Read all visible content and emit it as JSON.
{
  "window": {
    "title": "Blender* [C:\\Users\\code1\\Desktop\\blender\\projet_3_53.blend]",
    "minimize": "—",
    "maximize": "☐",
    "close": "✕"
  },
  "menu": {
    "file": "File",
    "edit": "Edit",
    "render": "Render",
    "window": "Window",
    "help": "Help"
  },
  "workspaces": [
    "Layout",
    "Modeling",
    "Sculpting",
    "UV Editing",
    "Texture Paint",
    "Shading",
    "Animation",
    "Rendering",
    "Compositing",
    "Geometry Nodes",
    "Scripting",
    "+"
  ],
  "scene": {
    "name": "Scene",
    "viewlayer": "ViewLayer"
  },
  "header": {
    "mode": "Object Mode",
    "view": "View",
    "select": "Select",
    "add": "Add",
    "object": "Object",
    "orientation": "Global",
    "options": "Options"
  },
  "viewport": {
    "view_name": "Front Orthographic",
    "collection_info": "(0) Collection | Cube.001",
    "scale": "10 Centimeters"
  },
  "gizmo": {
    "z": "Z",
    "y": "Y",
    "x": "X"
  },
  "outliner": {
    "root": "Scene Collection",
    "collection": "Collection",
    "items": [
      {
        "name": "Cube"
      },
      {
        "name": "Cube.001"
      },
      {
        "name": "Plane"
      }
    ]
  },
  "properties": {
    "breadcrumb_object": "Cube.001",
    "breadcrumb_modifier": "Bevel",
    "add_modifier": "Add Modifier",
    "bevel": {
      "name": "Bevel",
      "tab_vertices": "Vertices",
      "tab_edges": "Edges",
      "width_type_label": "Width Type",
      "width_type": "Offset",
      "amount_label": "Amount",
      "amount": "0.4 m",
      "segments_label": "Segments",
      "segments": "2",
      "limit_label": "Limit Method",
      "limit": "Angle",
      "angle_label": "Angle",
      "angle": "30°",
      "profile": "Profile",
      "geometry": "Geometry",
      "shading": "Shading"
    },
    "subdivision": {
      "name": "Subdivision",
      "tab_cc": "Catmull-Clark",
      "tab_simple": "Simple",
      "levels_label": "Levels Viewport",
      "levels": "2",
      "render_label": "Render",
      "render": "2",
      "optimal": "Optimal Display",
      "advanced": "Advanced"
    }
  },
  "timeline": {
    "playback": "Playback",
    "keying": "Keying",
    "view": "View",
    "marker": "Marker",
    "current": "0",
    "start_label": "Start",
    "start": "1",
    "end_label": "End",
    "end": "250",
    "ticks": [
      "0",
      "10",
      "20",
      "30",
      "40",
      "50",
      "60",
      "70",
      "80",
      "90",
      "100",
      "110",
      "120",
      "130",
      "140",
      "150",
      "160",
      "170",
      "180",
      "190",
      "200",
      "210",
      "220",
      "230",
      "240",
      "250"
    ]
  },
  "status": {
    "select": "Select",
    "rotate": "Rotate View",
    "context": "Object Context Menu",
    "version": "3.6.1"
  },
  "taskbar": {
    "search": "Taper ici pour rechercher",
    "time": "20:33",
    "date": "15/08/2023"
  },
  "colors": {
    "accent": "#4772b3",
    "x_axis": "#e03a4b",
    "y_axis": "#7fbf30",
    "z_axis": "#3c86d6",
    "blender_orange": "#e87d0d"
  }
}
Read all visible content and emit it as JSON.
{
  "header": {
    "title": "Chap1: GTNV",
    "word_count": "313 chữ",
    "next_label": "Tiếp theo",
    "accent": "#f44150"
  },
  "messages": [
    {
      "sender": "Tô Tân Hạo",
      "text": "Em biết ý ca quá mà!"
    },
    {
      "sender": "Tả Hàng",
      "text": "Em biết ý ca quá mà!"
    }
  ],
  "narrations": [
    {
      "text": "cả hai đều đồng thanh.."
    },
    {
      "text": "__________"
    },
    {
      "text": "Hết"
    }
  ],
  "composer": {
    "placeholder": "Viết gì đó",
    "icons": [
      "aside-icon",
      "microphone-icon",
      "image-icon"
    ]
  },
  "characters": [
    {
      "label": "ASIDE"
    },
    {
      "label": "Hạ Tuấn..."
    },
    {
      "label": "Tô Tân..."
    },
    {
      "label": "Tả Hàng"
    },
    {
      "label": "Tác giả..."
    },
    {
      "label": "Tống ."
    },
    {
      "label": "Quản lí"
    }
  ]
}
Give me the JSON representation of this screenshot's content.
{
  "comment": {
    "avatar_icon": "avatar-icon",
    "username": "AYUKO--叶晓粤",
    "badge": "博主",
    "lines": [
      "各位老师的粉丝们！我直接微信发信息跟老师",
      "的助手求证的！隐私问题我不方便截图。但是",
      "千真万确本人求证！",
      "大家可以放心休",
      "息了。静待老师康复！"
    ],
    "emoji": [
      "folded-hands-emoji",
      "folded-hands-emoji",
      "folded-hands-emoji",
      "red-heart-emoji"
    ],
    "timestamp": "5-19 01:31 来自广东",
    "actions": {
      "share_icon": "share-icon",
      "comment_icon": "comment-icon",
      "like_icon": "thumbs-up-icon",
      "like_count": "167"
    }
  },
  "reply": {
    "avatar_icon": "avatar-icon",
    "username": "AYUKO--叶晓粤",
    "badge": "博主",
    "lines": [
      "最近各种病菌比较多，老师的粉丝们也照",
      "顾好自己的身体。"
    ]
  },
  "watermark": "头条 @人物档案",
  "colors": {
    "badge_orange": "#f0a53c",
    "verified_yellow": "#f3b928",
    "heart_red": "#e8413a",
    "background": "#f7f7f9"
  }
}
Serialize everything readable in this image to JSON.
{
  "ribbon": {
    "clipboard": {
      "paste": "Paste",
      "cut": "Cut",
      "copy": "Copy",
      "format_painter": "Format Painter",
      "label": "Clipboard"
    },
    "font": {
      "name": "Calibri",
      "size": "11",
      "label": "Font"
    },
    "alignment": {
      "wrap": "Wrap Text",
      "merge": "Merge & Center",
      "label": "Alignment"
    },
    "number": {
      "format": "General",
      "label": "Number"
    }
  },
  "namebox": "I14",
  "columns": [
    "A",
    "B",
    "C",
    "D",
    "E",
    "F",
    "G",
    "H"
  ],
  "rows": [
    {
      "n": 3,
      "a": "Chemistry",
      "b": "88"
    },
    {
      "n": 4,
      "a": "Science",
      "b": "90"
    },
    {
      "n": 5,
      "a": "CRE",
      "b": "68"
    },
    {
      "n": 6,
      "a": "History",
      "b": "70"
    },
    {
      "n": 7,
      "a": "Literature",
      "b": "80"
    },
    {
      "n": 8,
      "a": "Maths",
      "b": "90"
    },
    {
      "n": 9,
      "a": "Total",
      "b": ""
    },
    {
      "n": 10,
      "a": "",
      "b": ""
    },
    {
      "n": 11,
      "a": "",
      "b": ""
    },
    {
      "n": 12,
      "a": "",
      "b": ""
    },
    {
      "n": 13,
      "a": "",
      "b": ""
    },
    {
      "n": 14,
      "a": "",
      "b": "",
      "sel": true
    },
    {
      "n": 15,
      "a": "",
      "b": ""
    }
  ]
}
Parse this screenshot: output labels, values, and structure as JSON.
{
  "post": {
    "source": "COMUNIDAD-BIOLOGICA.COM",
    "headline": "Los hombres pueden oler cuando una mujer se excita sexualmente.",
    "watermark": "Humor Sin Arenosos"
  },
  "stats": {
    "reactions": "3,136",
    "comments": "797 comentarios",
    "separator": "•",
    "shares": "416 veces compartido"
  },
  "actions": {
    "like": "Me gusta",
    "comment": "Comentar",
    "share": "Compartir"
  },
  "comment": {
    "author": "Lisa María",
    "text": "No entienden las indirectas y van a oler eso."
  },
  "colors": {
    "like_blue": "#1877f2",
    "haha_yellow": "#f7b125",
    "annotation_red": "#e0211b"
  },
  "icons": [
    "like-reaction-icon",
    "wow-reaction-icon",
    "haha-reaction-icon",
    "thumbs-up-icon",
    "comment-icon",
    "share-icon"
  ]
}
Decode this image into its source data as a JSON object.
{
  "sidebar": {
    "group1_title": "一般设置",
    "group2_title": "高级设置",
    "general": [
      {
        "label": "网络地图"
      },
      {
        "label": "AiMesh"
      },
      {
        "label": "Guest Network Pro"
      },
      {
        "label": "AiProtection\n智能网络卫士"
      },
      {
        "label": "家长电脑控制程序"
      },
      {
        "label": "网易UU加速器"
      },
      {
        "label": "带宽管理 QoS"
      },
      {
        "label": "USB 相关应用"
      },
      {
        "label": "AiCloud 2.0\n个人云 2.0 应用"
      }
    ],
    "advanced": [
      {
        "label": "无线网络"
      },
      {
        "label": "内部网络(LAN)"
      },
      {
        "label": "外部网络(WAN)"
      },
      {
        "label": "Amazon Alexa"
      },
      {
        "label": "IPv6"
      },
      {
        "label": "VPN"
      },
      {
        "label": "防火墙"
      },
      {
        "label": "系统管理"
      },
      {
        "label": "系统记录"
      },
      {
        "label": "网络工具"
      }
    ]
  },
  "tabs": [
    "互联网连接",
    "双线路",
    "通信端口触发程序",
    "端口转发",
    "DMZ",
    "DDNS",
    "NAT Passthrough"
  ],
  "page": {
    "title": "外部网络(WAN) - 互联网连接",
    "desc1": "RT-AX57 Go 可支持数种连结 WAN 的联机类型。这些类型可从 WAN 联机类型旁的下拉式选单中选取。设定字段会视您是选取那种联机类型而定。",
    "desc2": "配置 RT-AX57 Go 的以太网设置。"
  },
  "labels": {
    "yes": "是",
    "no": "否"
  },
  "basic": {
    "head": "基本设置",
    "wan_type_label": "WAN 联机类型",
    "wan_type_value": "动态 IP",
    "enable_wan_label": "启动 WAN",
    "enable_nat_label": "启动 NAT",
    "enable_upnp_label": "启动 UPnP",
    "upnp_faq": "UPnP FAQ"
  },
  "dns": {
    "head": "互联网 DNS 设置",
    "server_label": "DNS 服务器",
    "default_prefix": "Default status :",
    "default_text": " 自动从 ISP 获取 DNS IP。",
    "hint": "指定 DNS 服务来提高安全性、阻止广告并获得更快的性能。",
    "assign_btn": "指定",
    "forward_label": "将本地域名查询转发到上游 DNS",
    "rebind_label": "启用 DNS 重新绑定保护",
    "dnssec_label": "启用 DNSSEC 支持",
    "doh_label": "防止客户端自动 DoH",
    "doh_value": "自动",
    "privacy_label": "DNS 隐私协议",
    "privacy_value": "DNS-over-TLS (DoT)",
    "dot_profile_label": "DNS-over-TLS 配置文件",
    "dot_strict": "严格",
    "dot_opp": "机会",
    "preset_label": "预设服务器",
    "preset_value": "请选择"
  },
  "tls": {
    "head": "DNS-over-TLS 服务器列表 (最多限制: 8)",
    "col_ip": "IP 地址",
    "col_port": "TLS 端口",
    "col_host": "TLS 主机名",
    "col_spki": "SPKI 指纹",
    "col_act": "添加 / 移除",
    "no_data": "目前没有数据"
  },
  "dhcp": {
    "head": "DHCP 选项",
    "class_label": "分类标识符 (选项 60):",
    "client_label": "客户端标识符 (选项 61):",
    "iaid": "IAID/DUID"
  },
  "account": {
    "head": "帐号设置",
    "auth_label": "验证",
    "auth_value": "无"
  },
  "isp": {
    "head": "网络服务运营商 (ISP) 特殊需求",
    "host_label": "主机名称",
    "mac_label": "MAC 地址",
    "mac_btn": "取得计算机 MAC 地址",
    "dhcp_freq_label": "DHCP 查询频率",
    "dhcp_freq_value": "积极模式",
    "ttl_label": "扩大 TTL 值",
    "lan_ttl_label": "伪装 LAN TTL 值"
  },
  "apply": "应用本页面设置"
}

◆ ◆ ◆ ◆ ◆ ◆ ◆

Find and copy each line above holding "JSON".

Read all visible content and emit it as JSON.
Read all visible content and emit it as JSON.
Give me the JSON representation of this screenshot's content.
Serialize everything readable in this image to JSON.
Parse this screenshot: output labels, values, and structure as JSON.
Decode this image into its source data as a JSON object.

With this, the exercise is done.